Level 1 certifications may be administered by a single NAR Level 2 certified individual; the two certified individuals requirement is waived in this case.
Certification attempts must be witnessed in person by the certification team. Video recordings of a certification flight are not acceptable.
We also take a couple Listener Questions
- What should I do to prepare for a Level 1 certification attempt?
- What attributes should a field or piece of property have for rocketry considerations?
CG Fills us in on the results of his DEMO-3 flight
CG announces the goals of DEMO-4, and unveils his Block 6B flight computer.
CG's Block 6B Rocket Flight Computer (RFC-100), ready for mission DEMO-4 (top)
CG's Block 6B Rocket Flight Computer (RFC-100), ready for mission DEMO-4 (Bottom)
Gheem finds a neat product that helped him with his rattle can paint project
Other topics discussed:
The rocketry Show celebrates 6 years of service
Some hints on the upcoming Episode #100
In this episode, CG talks about how his electronics developments have come along Specifically, what he learned from the first test flight of Mr. Bean (DEMO-1 mission), and the successful
CG and Mr. Bean
second launch (DEMO-2) where his code & flight computer successfully controlled a flight event! His journey to his Level 2 certification is underway! Read the details here.
CD and Gheem @ "Mission Control"
Jesse's Level 3 project starts to take shape! He gives us some details, though he's a bit secretive on the details right now!

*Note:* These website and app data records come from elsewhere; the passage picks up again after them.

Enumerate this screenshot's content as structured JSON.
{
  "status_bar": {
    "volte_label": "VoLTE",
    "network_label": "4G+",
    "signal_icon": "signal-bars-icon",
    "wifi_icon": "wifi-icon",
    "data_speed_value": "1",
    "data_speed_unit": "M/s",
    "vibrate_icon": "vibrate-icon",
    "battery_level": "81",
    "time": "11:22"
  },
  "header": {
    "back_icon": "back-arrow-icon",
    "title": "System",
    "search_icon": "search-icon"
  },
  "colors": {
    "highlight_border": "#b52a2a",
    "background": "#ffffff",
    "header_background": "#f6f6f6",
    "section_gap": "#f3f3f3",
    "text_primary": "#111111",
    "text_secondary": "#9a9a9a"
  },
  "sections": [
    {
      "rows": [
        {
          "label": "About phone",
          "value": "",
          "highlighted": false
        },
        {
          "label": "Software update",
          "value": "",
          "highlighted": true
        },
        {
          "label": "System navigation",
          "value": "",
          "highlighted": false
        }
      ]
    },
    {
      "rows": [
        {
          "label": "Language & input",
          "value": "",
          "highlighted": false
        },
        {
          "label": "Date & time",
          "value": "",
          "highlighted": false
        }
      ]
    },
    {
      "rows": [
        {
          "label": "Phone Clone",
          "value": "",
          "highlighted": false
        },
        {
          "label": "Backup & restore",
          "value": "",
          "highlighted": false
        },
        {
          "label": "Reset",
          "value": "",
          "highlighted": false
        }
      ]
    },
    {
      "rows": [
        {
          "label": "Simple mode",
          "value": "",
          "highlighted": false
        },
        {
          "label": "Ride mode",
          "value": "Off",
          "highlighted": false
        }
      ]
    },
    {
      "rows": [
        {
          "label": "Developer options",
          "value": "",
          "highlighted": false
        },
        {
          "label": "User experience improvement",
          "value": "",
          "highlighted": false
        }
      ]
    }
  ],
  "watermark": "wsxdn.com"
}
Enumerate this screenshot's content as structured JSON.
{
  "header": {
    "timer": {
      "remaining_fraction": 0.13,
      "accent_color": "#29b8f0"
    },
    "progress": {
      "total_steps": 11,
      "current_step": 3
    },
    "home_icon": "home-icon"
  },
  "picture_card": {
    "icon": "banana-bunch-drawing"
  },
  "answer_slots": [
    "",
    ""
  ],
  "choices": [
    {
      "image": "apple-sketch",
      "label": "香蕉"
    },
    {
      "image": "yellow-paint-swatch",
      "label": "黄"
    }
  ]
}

Another view of Jesse's L3 Rocket
Jesse's tube glassing work on his L3 rocket project
Welcome to episode 6.96!
We are joined by the University of Akron's "Akronauts" rocket team!
The following team members met with us for this episode:
Team President - Emily Armbrust
Chief Engineer - Blake Bowser
Former Team President - Mattew Stanko
Treasurer - Olivia Renkel
Former Chief Engineer - Mattew Reppa
Project Manager - Jon Davis
The Akronauts formed in 2014, and have been involved in a number of national STEM focused rocket competitions, including NASA Student Launch(USLI), and Spaceport America Cup
The group presents a fun and detailed overview of what their team is all about, and a couple of their recent competition projects.
The UA Akronauts
NASA Student Launch Overall Winners and Awards 2020
University Student Launch Initiative Top 10
Overall Winner: Vanderbilt University, Nashville, Tennessee
2nd Place: University of North Carolina at Charlotte, Charlotte, North Carolina
3rd Place: University of Alabama in Huntsville, Huntsville, Alabama
4th Place: University of Akron, Akron, Ohio
5th Place: North Carolina State University, Raleigh, North Carolina
6th Place: University of Notre Dame, South Bend, Indiana
7th Place: Auburn University, Auburn, Alabama
8th Place: Oregon State University, Corvallis, Oregon
9th Place: Purdue University, West Lafayette, Indiana
10th Place: University of Cincinnati, Cincinnati, Ohio
You can visit their website at https://akronauts.org/
Welcome to Episode 6.95!
Gary Rosenfield joins us to talk about new high power rocket offerings from Aerotech, and to talk to us about high power rocketry as well.
He also talks about Hamster Dance competition that he has been into lately, and if you're looking for more information on that event, you can look here:
And at their new Facebook Group called Hamster Dance Flyers here:
After the interview, Jesse and CG talk about their projects.
CG gives more information he has found in his post-test flight of his rocket electronics system, and talks about a spinoff project!
CG's mini altimeter project
Jesse has evolved his tube glassing techniques, and talks about
CG Holding his mini altimeter.
them, and much more!